HARTFORD, Conn. (WTNH) – The mental health crisis in Connecticut spurred by the pandemic is hitting children particularly hard. So, Connecticut Children’s has now filed paperwork to open a new unit.

Right now, if a child has medical needs and psychiatric troubles, many times they end up in the emergency department, which fills up beds and slows everything down, and that’s not necessarily the care they need.

“Any given day we have 20 to 25 children in the emergency room, about half waiting for inpatient beds and sometimes they wait two or three weeks for a bed to open up anywhere in the state. Since COVID that number has risen to 35 to 45 so it has gone up significantly,” said James Shmerling DHA, CEO of Connecticut Children’s.

The above video is from a previous newscast.

A new 12-room unit will treat children between the ages of 5 to 17, children with medical and psychiatric needs. There will be medical doctors on staff as well as psychiatrists and treatment options from group therapy to counseling to help them get home from the hospital sooner and healthier.
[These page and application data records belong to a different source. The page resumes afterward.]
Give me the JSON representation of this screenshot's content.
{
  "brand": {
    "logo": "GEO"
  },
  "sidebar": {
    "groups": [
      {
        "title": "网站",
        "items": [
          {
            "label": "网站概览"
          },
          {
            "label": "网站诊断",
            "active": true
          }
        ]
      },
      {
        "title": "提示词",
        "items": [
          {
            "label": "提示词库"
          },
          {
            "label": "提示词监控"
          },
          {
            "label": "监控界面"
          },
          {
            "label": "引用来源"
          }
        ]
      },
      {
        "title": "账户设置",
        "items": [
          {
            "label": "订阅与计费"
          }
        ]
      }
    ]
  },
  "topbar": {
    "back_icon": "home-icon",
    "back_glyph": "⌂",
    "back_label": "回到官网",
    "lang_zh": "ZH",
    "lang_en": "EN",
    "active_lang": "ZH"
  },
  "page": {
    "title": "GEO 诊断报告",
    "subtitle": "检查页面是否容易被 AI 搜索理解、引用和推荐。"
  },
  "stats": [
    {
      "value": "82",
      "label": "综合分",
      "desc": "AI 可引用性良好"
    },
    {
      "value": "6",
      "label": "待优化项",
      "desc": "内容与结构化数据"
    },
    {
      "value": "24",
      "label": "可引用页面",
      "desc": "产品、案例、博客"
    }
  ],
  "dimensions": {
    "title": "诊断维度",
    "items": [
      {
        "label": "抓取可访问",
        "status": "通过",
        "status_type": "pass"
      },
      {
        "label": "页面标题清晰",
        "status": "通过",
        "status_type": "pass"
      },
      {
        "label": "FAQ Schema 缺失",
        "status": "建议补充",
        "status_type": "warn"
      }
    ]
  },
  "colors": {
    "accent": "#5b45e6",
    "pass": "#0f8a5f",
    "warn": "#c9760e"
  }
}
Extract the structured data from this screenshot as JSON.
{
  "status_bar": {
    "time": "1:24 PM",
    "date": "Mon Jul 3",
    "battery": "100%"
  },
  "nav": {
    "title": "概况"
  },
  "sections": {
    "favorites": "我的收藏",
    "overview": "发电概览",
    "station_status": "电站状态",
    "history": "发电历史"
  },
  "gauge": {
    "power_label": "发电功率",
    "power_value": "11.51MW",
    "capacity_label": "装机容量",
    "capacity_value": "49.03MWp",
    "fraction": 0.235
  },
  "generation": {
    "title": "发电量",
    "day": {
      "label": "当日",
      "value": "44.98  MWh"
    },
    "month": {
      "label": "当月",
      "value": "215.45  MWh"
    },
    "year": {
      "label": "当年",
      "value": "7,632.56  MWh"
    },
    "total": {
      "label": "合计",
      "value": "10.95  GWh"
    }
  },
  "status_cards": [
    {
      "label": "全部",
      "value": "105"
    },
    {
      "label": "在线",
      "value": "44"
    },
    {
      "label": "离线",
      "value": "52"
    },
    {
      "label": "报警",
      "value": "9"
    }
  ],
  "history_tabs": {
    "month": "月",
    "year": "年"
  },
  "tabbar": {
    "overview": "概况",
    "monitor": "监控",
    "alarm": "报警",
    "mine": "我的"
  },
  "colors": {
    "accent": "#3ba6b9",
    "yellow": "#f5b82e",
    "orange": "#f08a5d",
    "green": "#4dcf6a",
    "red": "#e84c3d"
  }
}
“A child that perhaps has diabetes and is really struggling with depression and anxiety, and as a result can’t manage their diabetes treatments anymore, that is really hard to find an inpatient program that can help support them,” said Dr. Melissa Santos, Connecticut Children’s. “One of the great things that we are doing here at Connecticut Children’s is really developing a continuum of care so that we can give kids the right care at the right time at the right intensity level.”

The need is great and Shmerling said 12 beds is a good start, especially when the shortage is statewide. So they will continue working in the community to keep children in their homes and out of the hospital.

“Inpatient care is sort of the tip of the iceberg, what we want to do is provide intervention much earlier and that is something that we’re doing in a whole continuum, so getting into homes and schools out in the community, hopefully identifying children who may be at risk and providing an intervention before they need the hospital,” Shmerling said.

While they file the paperwork and are awaiting the state’s response, they are moving forward with the planning process. They believe once the shovel hits the ground, they could have the beds open, staffed and ready for children by the fall of 2023.